We are raising funds for Surfers Against Sewage and Sustainable Merton to make Wimbledon one of the first plastic-free communities in the UK, leading the way in the fight against plastic.
As the richest botanical resource in the world, the Amazon rainforest is home to around 5 million species of healing plants, with more still being discovered!
The rare plants who call the Amazon ‘home’ can work marvels for our health. From relieving anxiety to boosting white blood cells, the plants of the amazon are integral to curing the diseases we have caused through our modern way of life.
Unfortunately, profit is put higher than long-term health benefits. 20,000 square miles are being felled every year to make space for farms and cattle ranches to capitalise on the growing demand for cheap meat.
We are losing entire species of medicinal plants and pumping extra CO2 into the atmosphere in the process, compounding the impact on human health.
Do you go on walks to clear your head? Connecting with nature helps us relax and refocus which helps our brains spark.
There are people who don’t have the opportunity to enjoy the outdoors. That’s why we’re raising funds for Ascend Afghanistan and the Defence National Rehabilitation Centre (DNRC). Acend Afghanistan helps Afghan women explore the vast mountainous regions of their country despite social norms that make this difficult. DNRC is a rehabilitation center that helps veterans recover from trauma and injuries.
Giving people opportunities to explore the outdoors not only helps with overcoming hardships, but also kindles an appreciation for the environment and a passion to preserve it. We are helping people learn about the outdoors and appreciate how special our planet is.
Anna joined the Army as a Royal Engineer in 2002 and served in a variety of combat and training roles before using her skills as a leadership consultant.
No stranger to adventure, Anna crewed a sailing boat 4,000 miles from South Africa to Senegal and completed the Marathon des Sables footrace in the Sahara Desert.

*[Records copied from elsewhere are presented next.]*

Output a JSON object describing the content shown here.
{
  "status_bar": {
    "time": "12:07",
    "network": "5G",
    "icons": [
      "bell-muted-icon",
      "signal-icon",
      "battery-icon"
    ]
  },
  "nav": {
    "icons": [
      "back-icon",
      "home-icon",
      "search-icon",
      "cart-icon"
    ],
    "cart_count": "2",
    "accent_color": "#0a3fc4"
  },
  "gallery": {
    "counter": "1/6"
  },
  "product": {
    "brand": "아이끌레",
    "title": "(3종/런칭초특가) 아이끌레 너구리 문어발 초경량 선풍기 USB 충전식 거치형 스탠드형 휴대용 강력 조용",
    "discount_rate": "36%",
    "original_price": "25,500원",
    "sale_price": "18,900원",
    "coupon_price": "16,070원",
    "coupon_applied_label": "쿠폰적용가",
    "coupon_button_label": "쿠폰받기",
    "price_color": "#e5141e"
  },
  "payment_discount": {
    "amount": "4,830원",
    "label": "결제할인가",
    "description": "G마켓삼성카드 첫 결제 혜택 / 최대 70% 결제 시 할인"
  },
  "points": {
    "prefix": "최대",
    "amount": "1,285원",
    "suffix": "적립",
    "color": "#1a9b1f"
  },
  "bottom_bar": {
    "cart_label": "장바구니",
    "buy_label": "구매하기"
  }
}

Mariana competed on the Brazilian National Team and was the best in her country at single sculls 5 times.
A debilitating illness prevented her from competing in the Olympics, but Mariana self-healed over 12 years and is now an accomplished Personal Trainer with clients worldwide.

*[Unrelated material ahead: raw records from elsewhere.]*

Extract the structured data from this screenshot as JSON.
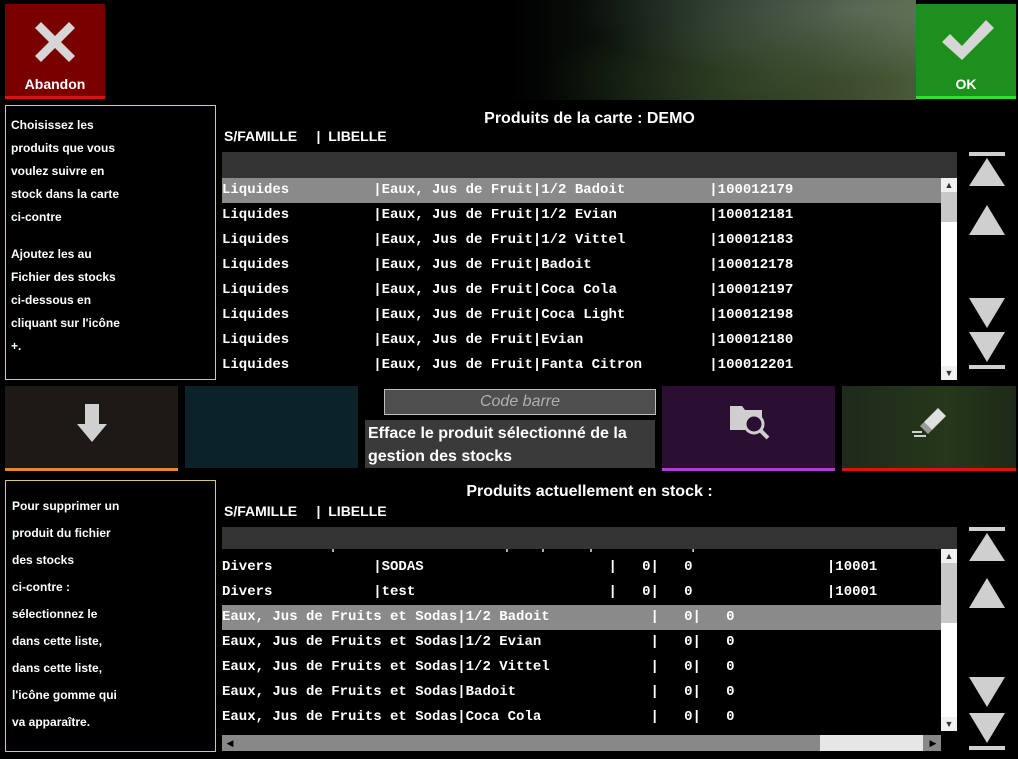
{
  "buttons": {
    "abandon_label": "Abandon",
    "ok_label": "OK"
  },
  "info_top": {
    "lines": [
      "Choisissez les",
      "produits que vous",
      "voulez suivre en",
      "stock dans la carte",
      "ci-contre"
    ],
    "lines2": [
      "Ajoutez les au",
      "Fichier des stocks",
      "ci-dessous en",
      "cliquant sur l'icône",
      "+."
    ]
  },
  "info_bottom": {
    "lines": [
      "Pour supprimer un",
      "produit du fichier",
      "des stocks",
      "ci-contre :",
      "sélectionnez le",
      "dans cette liste,",
      "dans cette liste,",
      "l'icône gomme qui",
      "va apparaître."
    ]
  },
  "top_list": {
    "title": "Produits de la carte : DEMO",
    "header": "S/FAMILLE     |  LIBELLE",
    "rows": [
      "Liquides          |Eaux, Jus de Fruit|1/2 Badoit          |100012179",
      "Liquides          |Eaux, Jus de Fruit|1/2 Evian           |100012181",
      "Liquides          |Eaux, Jus de Fruit|1/2 Vittel          |100012183",
      "Liquides          |Eaux, Jus de Fruit|Badoit              |100012178",
      "Liquides          |Eaux, Jus de Fruit|Coca Cola           |100012197",
      "Liquides          |Eaux, Jus de Fruit|Coca Light          |100012198",
      "Liquides          |Eaux, Jus de Fruit|Evian               |100012180",
      "Liquides          |Eaux, Jus de Fruit|Fanta Citron        |100012201"
    ],
    "selected_index": 0
  },
  "middle": {
    "barcode_placeholder": "Code barre",
    "erase_hint": "Efface le produit sélectionné de la gestion des stocks"
  },
  "bottom_list": {
    "title": "Produits actuellement en stock :",
    "header": "S/FAMILLE     |  LIBELLE",
    "partial_row": "                  |                            |     |       |                |",
    "rows": [
      "Divers            |SODAS                      |   0|   0                |10001",
      "Divers            |test                       |   0|   0                |10001",
      "Eaux, Jus de Fruits et Sodas|1/2 Badoit            |   0|   0",
      "Eaux, Jus de Fruits et Sodas|1/2 Evian             |   0|   0",
      "Eaux, Jus de Fruits et Sodas|1/2 Vittel            |   0|   0",
      "Eaux, Jus de Fruits et Sodas|Badoit                |   0|   0",
      "Eaux, Jus de Fruits et Sodas|Coca Cola             |   0|   0"
    ],
    "selected_index": 2
  },
  "colors": {
    "abandon": "#7a0000",
    "ok": "#1c8f1c",
    "selected_row": "#8a8a8a",
    "info_border": "#d8c87a"
  }
}
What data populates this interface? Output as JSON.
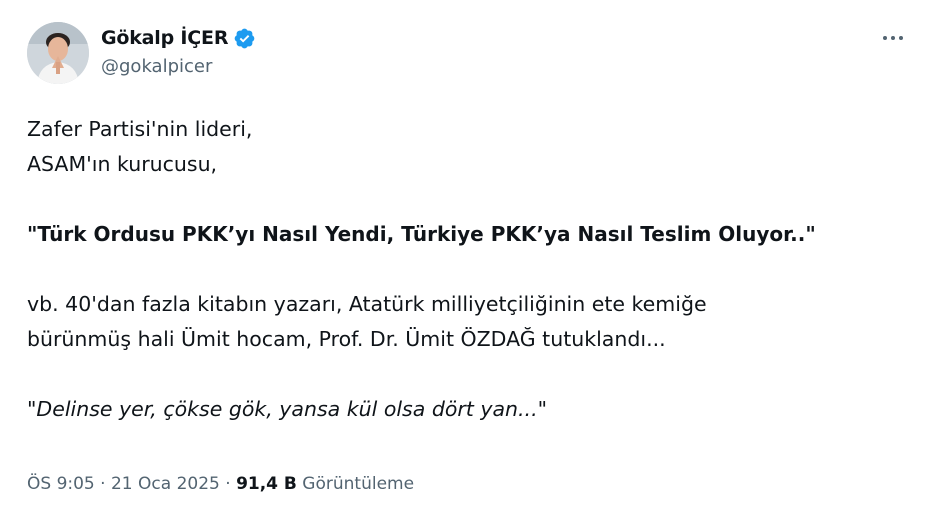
{
  "author": {
    "display_name": "Gökalp İÇER",
    "handle": "@gokalpicer",
    "verified": true,
    "verified_color": "#1d9bf0"
  },
  "icons": {
    "more": "more-horizontal-icon",
    "verified": "verified-badge-icon"
  },
  "tweet": {
    "lines": [
      "Zafer Partisi'nin lideri,",
      "ASAM'ın kurucusu,",
      "\"Türk Ordusu PKK’yı Nasıl Yendi, Türkiye PKK’ya Nasıl Teslim Oluyor..\"",
      "vb. 40'dan fazla kitabın yazarı, Atatürk milliyetçiliğinin ete kemiğe",
      "bürünmüş hali Ümit hocam, Prof. Dr. Ümit ÖZDAĞ tutuklandı...",
      "\"Delinse yer, çökse gök, yansa kül olsa dört yan...\""
    ]
  },
  "meta": {
    "time": "ÖS 9:05",
    "separator": " · ",
    "date": "21 Oca 2025",
    "views_count": "91,4 B",
    "views_label": "Görüntüleme"
  }
}
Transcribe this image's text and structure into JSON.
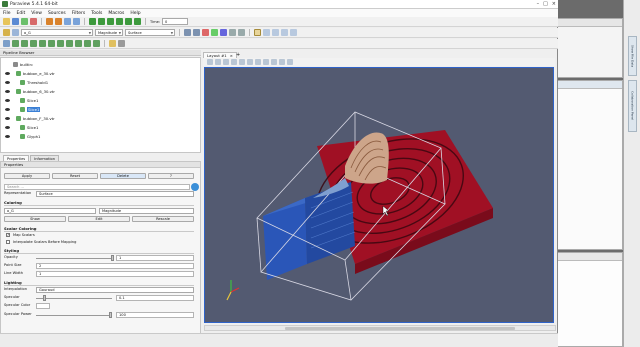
{
  "window": {
    "title": "Paraview 5.4.1 64-bit"
  },
  "menu": [
    "File",
    "Edit",
    "View",
    "Sources",
    "Filters",
    "Tools",
    "Macros",
    "Help"
  ],
  "toolbar": {
    "time_label": "Time:",
    "time_value": "0",
    "color_array": "o_G",
    "color_component": "Magnitude",
    "representation": "Surface"
  },
  "pipeline_browser": {
    "title": "Pipeline Browser",
    "items": [
      {
        "label": "builtin:",
        "visible": false,
        "selected": false
      },
      {
        "label": "bubbon_e_30.vtr",
        "visible": true,
        "selected": false
      },
      {
        "label": "Threshold1",
        "visible": true,
        "selected": false
      },
      {
        "label": "bubbon_6_30.vtr",
        "visible": true,
        "selected": false
      },
      {
        "label": "Slice1",
        "visible": true,
        "selected": false
      },
      {
        "label": "Slice1",
        "visible": true,
        "selected": true
      },
      {
        "label": "bubbon_F_30.vtr",
        "visible": true,
        "selected": false
      },
      {
        "label": "Slice1",
        "visible": true,
        "selected": false
      },
      {
        "label": "Glyph1",
        "visible": true,
        "selected": false
      }
    ]
  },
  "tabs": [
    "Properties",
    "Information"
  ],
  "properties": {
    "title": "Properties",
    "apply": "Apply",
    "reset": "Reset",
    "delete": "Delete",
    "help": "?",
    "search_placeholder": "Search ...",
    "representation_label": "Representation",
    "representation_value": "Surface",
    "coloring_title": "Coloring",
    "coloring_array": "o_G",
    "coloring_component": "Magnitude",
    "show_label": "Show",
    "edit_label": "Edit",
    "rescale_label": "Rescale",
    "scalar_coloring_title": "Scalar Coloring",
    "map_scalars": "Map Scalars",
    "interpolate": "Interpolate Scalars Before Mapping",
    "styling_title": "Styling",
    "opacity_label": "Opacity",
    "opacity_value": "1",
    "point_size_label": "Point Size",
    "point_size_value": "2",
    "line_width_label": "Line Width",
    "line_width_value": "1",
    "lighting_title": "Lighting",
    "interpolation_label": "Interpolation",
    "interpolation_value": "Gouraud",
    "specular_label": "Specular",
    "specular_value": "0.1",
    "specular_color_label": "Specular Color",
    "specular_power_label": "Specular Power",
    "specular_power_value": "100"
  },
  "view": {
    "tab_label": "Layout #1",
    "close": "×",
    "add": "+"
  },
  "right_tabs": [
    "Show File Data",
    "Collaboration Panel"
  ],
  "colors": {
    "viewport_bg": "#535a71",
    "red_plate": "#a01024",
    "blue_box": "#2a56b8",
    "selection": "#3a7fd5"
  }
}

Chartered Accountant, co-founder of the EY Sustainability Team for UK and Ireland and a leading force in the #PlasticFreeWimbledon campaign.
Her determination achieved her a place on the Oxford MBA for 2017-18, but Emma declined her place to compete in the Great Pacific Race.

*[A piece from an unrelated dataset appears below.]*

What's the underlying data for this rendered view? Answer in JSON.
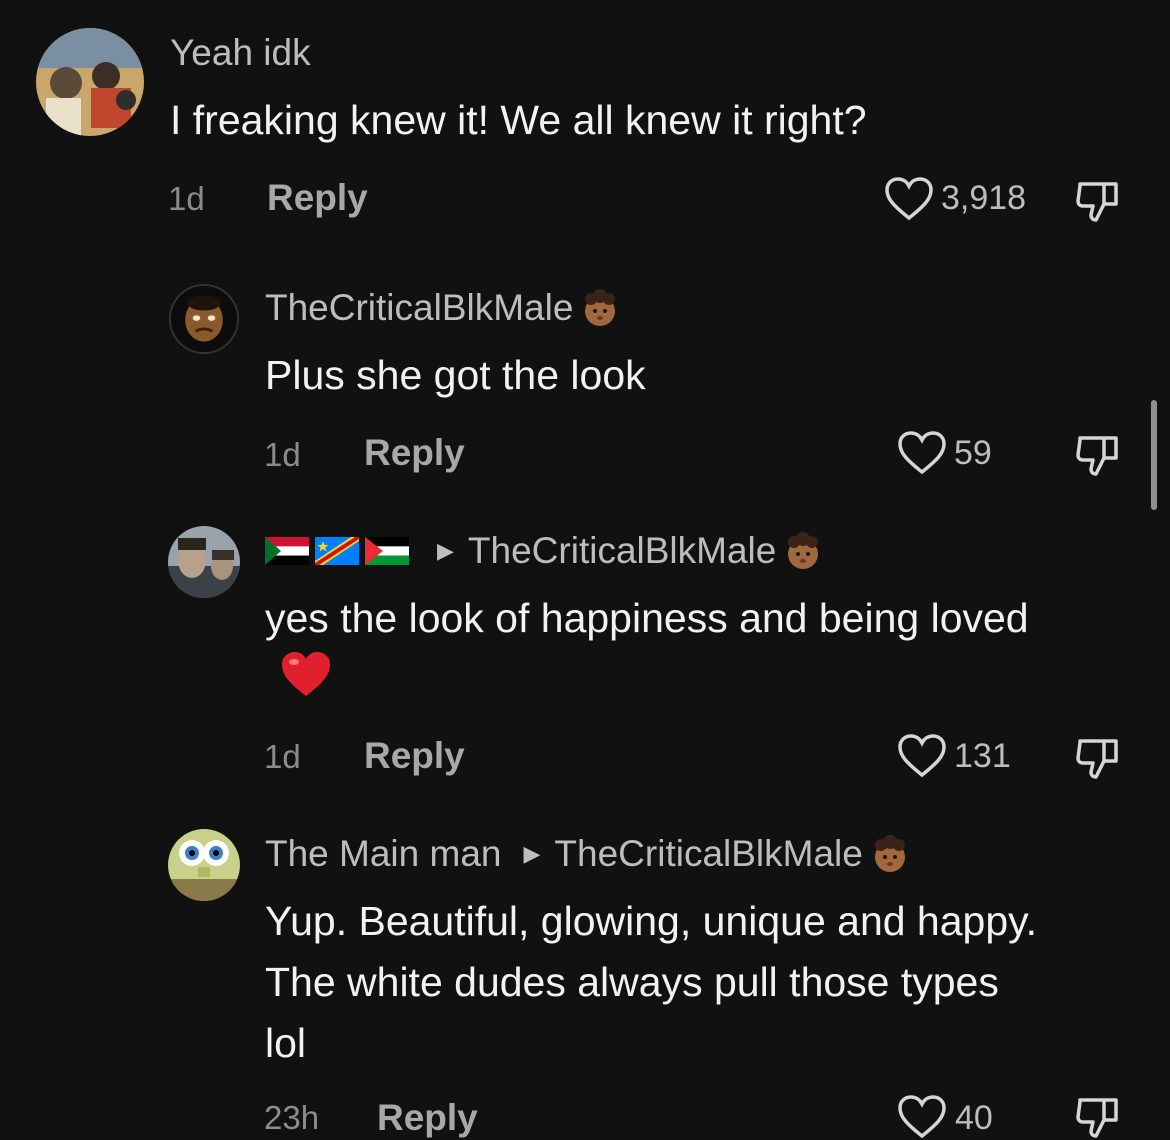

Eliza is studying Atmospheric Science at the University of Washington and plans to pursue a Ph.D. in climate science after rowing the Pacific.
She wants to be both a scientist and an advocate of climate change action.
Great Pacific Race
In June 2018, we will set off from Monterey, California for a self-sufficient row as a contestant in the Great Pacific Race. The current world record stands at just over 50 days, which we aim to beat.
Achieving this will be an ultimate test of our endurance, rowing in 2 hour shifts all day and all night until we arrive in Hawaii. We will be prepared to be on the ocean for over a month without escape from the boat, save for a few quick hull cleans!
Along the way, we will have an amazing opportunity. Being out for so long will allow us a glimpse of parts of our planet that few people will ever see; amazing sea life, sunsets and vast night skies. But we will also see pollution. To get to Hawaii we must cross through the Pacific Garbage Patch, a vast gyre of churning plastic, reminding us of the far-reaching impacts humanity has on the Earth. Through pictures and videos, we hope to share sites and experience along the voyage.
Make sure to